*** Begin section ***

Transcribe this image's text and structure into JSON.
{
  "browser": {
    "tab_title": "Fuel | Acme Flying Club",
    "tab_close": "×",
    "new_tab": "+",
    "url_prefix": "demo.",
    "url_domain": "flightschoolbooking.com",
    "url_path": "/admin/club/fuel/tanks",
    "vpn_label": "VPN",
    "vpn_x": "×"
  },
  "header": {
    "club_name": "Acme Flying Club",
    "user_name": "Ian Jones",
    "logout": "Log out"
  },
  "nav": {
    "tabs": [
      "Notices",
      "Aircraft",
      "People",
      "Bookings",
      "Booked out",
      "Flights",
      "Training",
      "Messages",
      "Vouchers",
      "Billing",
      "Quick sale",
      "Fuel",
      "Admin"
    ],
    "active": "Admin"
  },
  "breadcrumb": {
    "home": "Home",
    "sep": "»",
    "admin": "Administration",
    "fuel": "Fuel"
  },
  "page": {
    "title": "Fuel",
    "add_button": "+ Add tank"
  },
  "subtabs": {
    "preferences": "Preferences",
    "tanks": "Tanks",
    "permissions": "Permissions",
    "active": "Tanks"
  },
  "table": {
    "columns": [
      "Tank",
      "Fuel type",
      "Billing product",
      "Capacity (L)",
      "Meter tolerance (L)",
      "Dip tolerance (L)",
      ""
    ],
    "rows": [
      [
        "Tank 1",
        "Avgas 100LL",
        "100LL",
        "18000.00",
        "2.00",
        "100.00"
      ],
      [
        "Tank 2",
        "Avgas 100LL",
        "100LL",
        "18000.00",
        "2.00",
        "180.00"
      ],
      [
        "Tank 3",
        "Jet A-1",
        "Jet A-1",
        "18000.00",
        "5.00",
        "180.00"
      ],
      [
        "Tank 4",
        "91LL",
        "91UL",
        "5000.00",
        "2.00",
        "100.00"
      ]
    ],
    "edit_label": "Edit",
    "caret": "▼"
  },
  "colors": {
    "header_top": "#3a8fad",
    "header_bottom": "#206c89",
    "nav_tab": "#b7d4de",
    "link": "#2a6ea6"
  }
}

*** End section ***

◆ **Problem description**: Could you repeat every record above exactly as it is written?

◆ **Completed exercise**:
Transcribe this image's text and structure into JSON.
{
  "browser": {
    "tab_title": "Fuel | Acme Flying Club",
    "tab_close": "×",
    "new_tab": "+",
    "url_prefix": "demo.",
    "url_domain": "flightschoolbooking.com",
    "url_path": "/admin/club/fuel/tanks",
    "vpn_label": "VPN",
    "vpn_x": "×"
  },
  "header": {
    "club_name": "Acme Flying Club",
    "user_name": "Ian Jones",
    "logout": "Log out"
  },
  "nav": {
    "tabs": [
      "Notices",
      "Aircraft",
      "People",
      "Bookings",
      "Booked out",
      "Flights",
      "Training",
      "Messages",
      "Vouchers",
      "Billing",
      "Quick sale",
      "Fuel",
      "Admin"
    ],
    "active": "Admin"
  },
  "breadcrumb": {
    "home": "Home",
    "sep": "»",
    "admin": "Administration",
    "fuel": "Fuel"
  },
  "page": {
    "title": "Fuel",
    "add_button": "+ Add tank"
  },
  "subtabs": {
    "preferences": "Preferences",
    "tanks": "Tanks",
    "permissions": "Permissions",
    "active": "Tanks"
  },
  "table": {
    "columns": [
      "Tank",
      "Fuel type",
      "Billing product",
      "Capacity (L)",
      "Meter tolerance (L)",
      "Dip tolerance (L)",
      ""
    ],
    "rows": [
      [
        "Tank 1",
        "Avgas 100LL",
        "100LL",
        "18000.00",
        "2.00",
        "100.00"
      ],
      [
        "Tank 2",
        "Avgas 100LL",
        "100LL",
        "18000.00",
        "2.00",
        "180.00"
      ],
      [
        "Tank 3",
        "Jet A-1",
        "Jet A-1",
        "18000.00",
        "5.00",
        "180.00"
      ],
      [
        "Tank 4",
        "91LL",
        "91UL",
        "5000.00",
        "2.00",
        "100.00"
      ]
    ],
    "edit_label": "Edit",
    "caret": "▼"
  },
  "colors": {
    "header_top": "#3a8fad",
    "header_bottom": "#206c89",
    "nav_tab": "#b7d4de",
    "link": "#2a6ea6"
  }
}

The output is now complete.